The low-cost airline I mentioned was one airline that figured this out early. And its solution was to put power and air in all its parking positions and standardize operations with the flight and ground crews to use these external power and air units to save significant money.
While I do not have specific numbers on what it saved each year with this solution, I have seen many studies done for airports where millions of dollars can be saved annually at hub airports and hundreds of thousands of dollars at medium-sized airports with the same improvements to power and air.
The difficulty, however, comes with different climates, different aircraft in one place and different restraints to infrastructure.
Having the exact same POU DX unit at each parking spot in the entire system is not normally going to work for most operators.
Let’s discuss some of the basic designs and the differences in technology to help us better understand the options.
DX units are the most common PC Air designs used today followed by AHUs. POU DX units range typically from 20 tons to 150 tons and can be facility-powered or diesel-driven. Smaller, electric 20-ton sizes can be side-mounted on bridges and the largest 150-ton units stand-mounted. Almost anything in between is possible.
All of these DX units come now with the following refrigerant: 410A, 407C and 134A. All three are used at JBT AeroTech because each refrigerant has pros and cons depending on what you are trying to accomplish.
In sizing the units for application, several factors have to be kept in mind. To name just a few:
- Ambient conditions.
- Aircraft to be serviced.
- Type of power if electric-driven.
- Desired cabin conditions.
We use an excellent calculation program that takes all of these variables and adds them up with the aircraft curves and provides recommended sizing. Even with these results, however, we still have to look harder at other factors. To name just a few:

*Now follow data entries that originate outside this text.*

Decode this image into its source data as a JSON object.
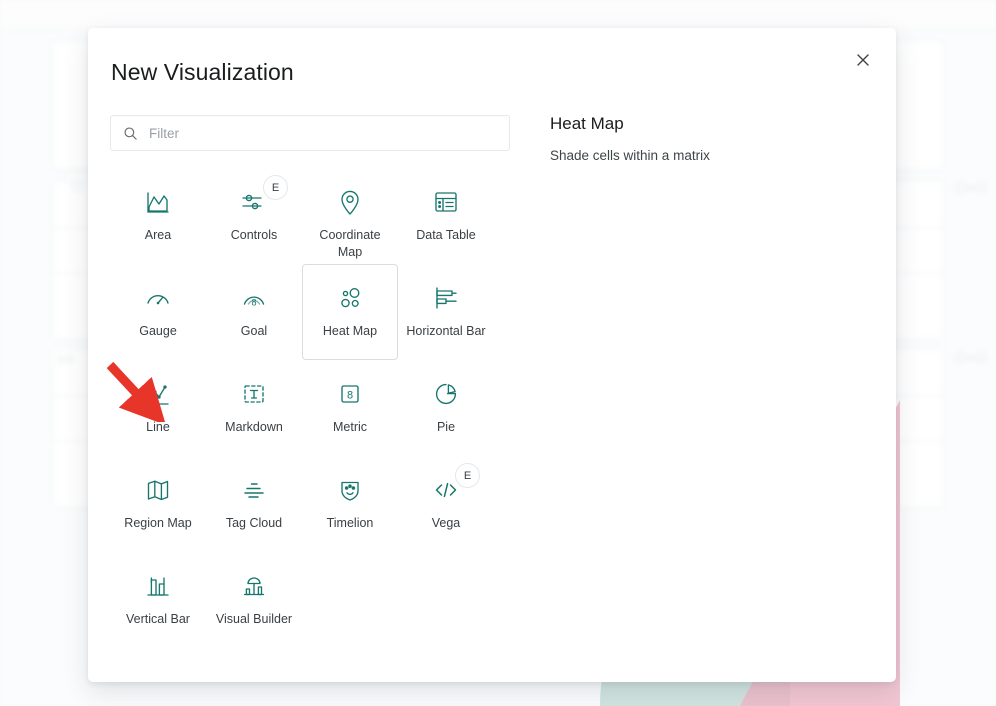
{
  "modal": {
    "title": "New Visualization",
    "close_label": "Close",
    "close_icon": "close-icon"
  },
  "search": {
    "placeholder": "Filter",
    "value": "",
    "icon": "search-icon"
  },
  "types": [
    {
      "label": "Area",
      "icon": "area-chart-icon",
      "badge": null,
      "selected": false
    },
    {
      "label": "Controls",
      "icon": "controls-icon",
      "badge": "E",
      "selected": false
    },
    {
      "label": "Coordinate Map",
      "icon": "map-pin-icon",
      "badge": null,
      "selected": false
    },
    {
      "label": "Data Table",
      "icon": "data-table-icon",
      "badge": null,
      "selected": false
    },
    {
      "label": "Gauge",
      "icon": "gauge-icon",
      "badge": null,
      "selected": false
    },
    {
      "label": "Goal",
      "icon": "goal-icon",
      "badge": null,
      "selected": false
    },
    {
      "label": "Heat Map",
      "icon": "heat-map-icon",
      "badge": null,
      "selected": true
    },
    {
      "label": "Horizontal Bar",
      "icon": "horizontal-bar-icon",
      "badge": null,
      "selected": false
    },
    {
      "label": "Line",
      "icon": "line-chart-icon",
      "badge": null,
      "selected": false
    },
    {
      "label": "Markdown",
      "icon": "markdown-icon",
      "badge": null,
      "selected": false
    },
    {
      "label": "Metric",
      "icon": "metric-icon",
      "badge": null,
      "selected": false
    },
    {
      "label": "Pie",
      "icon": "pie-chart-icon",
      "badge": null,
      "selected": false
    },
    {
      "label": "Region Map",
      "icon": "region-map-icon",
      "badge": null,
      "selected": false
    },
    {
      "label": "Tag Cloud",
      "icon": "tag-cloud-icon",
      "badge": null,
      "selected": false
    },
    {
      "label": "Timelion",
      "icon": "timelion-icon",
      "badge": null,
      "selected": false
    },
    {
      "label": "Vega",
      "icon": "vega-icon",
      "badge": "E",
      "selected": false
    },
    {
      "label": "Vertical Bar",
      "icon": "vertical-bar-icon",
      "badge": null,
      "selected": false
    },
    {
      "label": "Visual Builder",
      "icon": "visual-builder-icon",
      "badge": null,
      "selected": false
    }
  ],
  "details": {
    "title": "Heat Map",
    "description": "Shade cells within a matrix"
  },
  "background": {
    "metric_left_1": "0 It",
    "metric_right_1": "0 – 0",
    "metric_right_2": "0 – 0"
  },
  "colors": {
    "icon_teal": "#17766c",
    "title_text": "#1a1c1d",
    "body_text": "#3f4447",
    "border": "#e6eaed",
    "selected_border": "#d8dde1",
    "annotation_red": "#e8352a",
    "decor_pink": "#f0b9c9",
    "decor_teal": "#cfe3dd"
  },
  "annotation": {
    "shape": "arrow",
    "color": "#e8352a",
    "points_to": "Line"
  }
}
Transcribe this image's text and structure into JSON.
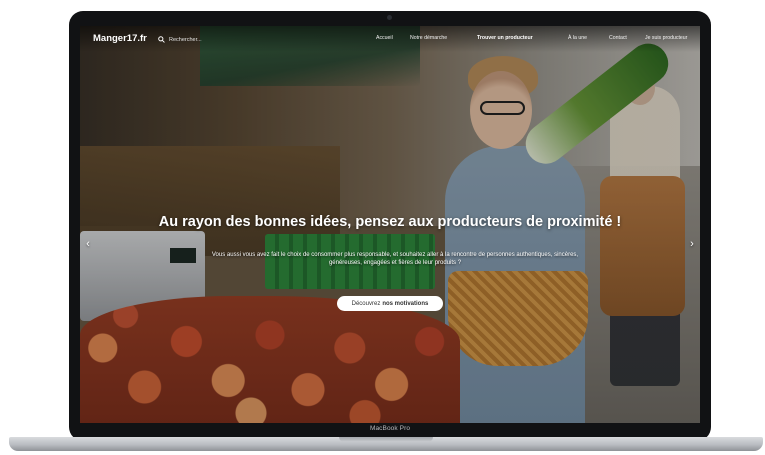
{
  "device": {
    "bezel_label": "MacBook Pro"
  },
  "site": {
    "logo": "Manger17.fr",
    "search_placeholder": "Rechercher...",
    "menu": [
      {
        "label": "Accueil"
      },
      {
        "label": "Notre démarche"
      },
      {
        "label": "Trouver un producteur",
        "active": true
      },
      {
        "label": "À la une"
      },
      {
        "label": "Contact"
      },
      {
        "label": "Je suis producteur"
      }
    ]
  },
  "hero": {
    "title": "Au rayon des bonnes idées, pensez aux producteurs de proximité !",
    "text": "Vous aussi vous avez fait le choix de consommer plus responsable, et souhaitez aller à la rencontre de personnes authentiques, sincères, généreuses, engagées et fières de leur produits ?",
    "cta_prefix": "Découvrez",
    "cta_bold": "nos motivations",
    "arrow_left": "‹",
    "arrow_right": "›"
  },
  "icons": [
    "search-icon",
    "arrow-left-icon",
    "arrow-right-icon",
    "camera-icon"
  ]
}
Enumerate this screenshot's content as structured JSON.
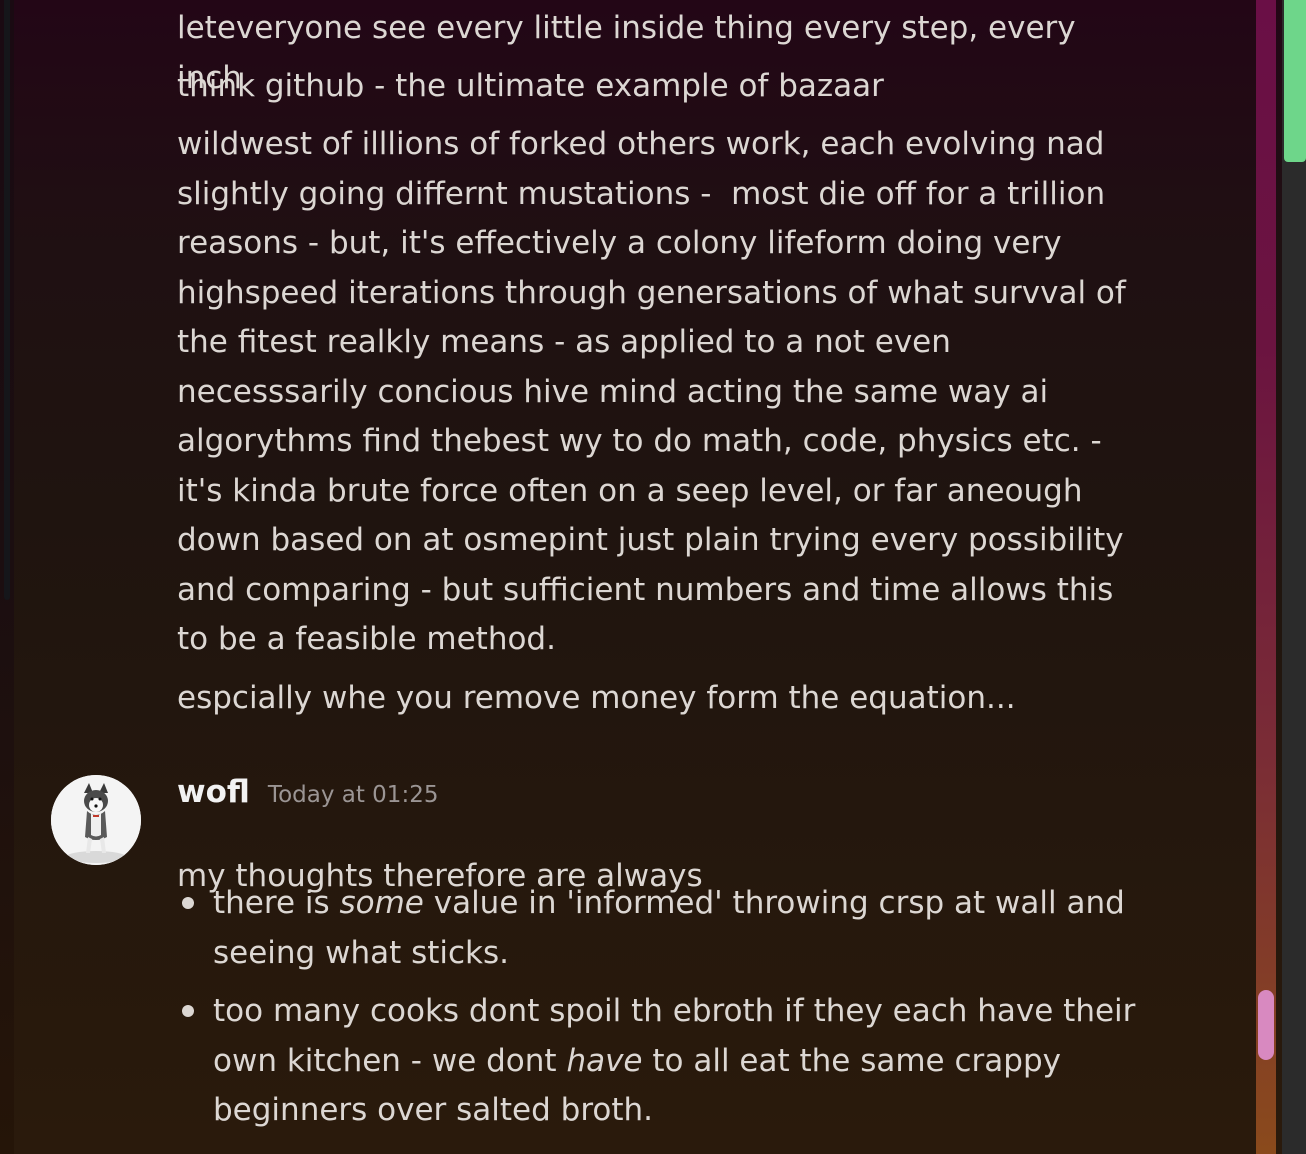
{
  "messages_before": [
    "leteveryone see every little inside thing every step, every inch",
    "think github - the ultimate example of bazaar",
    "wildwest of illlions of forked others work, each evolving nad slightly going differnt mustations -  most die off for a trillion reasons - but, it's effectively a colony lifeform doing very highspeed iterations through genersations of what survval of the fitest realkly means - as applied to a not even necesssarily concious hive mind acting the same way ai  algorythms find thebest wy to do math, code, physics etc. - it's kinda brute force often on a seep level, or far aneough down based on at osmepint just plain trying every possibility and comparing - but sufficient numbers and time allows this to be a feasible method.",
    "espcially whe you remove money form the equation..."
  ],
  "post": {
    "author": "wofl",
    "timestamp": "Today at 01:25",
    "avatar_icon": "husky-avatar",
    "intro": "my thoughts therefore are always",
    "bullets": [
      {
        "before": "there is ",
        "emphasis": "some",
        "after": " value in 'informed'  throwing crsp at wall and seeing what sticks."
      },
      {
        "before": "too many cooks dont spoil th ebroth if they each have their own kitchen - we dont ",
        "emphasis": "have",
        "after": " to all eat the same crappy beginners over salted broth."
      }
    ]
  },
  "colors": {
    "text": "#dcd7d3",
    "author": "#f2f2f2",
    "timestamp": "#9b9594",
    "chat_scrollbar_thumb": "#d889c0",
    "page_scrollbar_thumb": "#6ed68a"
  }
}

- Type and length of delivery hose.
- The number of service doors that could be open at one time.
- How often the worst case ambient conditions will exist.
With all of this information, basic performance requirements needed to do the job can be narrowed down. Common salient characteristics are a good thing to keep in mind at this point. To name just a few:
- Static pressure.
- Discharge temperature.
- Operating limitations.
- Blower horsepower.
One quick note on tonnage: Many PC Air manufacturers are starting to give names to different sizes instead of tonnage descriptions because manufacturers know best what their units are capable of cooling. Tonnage is a difficult measurement anyway because compressor tonnage and actual tonnage performance make a big difference.
In some cases, when using 134A powered by a 50 Hz power supply, the compressor tonnage can be 90 tons, but the actual tonnage can be 50 tons. Derates for refrigeration and input power can be that significant with some manufacturers. This is why you really have to know what you are buying.
Extreme Conditions: For extreme hot locations, JBT AeroTech successfully developed a DX boost unit by taking a DX unit and adding a glycol coil – like a typical AHU unit would have – to supplement cooling capacity.
Until this hybrid design between a DX and an AHU, most operators had to run the aircraft’s APU to keep the aircraft cool.
But extreme heat and humidity are two things a good designed PC Air system can overcome. All DX and AHU use 100 percent outside air that is dehumidified in the process of cooling the air. If you’ve ever stood under a PC Air unit on a boarding bridge that doesn’t have the condensate hose connected, you stand a very good chance of getting soaked.
Central Systems: Central air is the other very popular option to DX POU units. Central systems are a good option for some since they offer a lower cost of operation and a better return on investment on projects with more than five parking positions.
A central system typically will have a greater initial capital investment than a POU, but has less overall compressor circuits, refrigeration components and has a diversity factor to help lower electrical requirements to provide as good or better cooling and heating temperatures than DX units.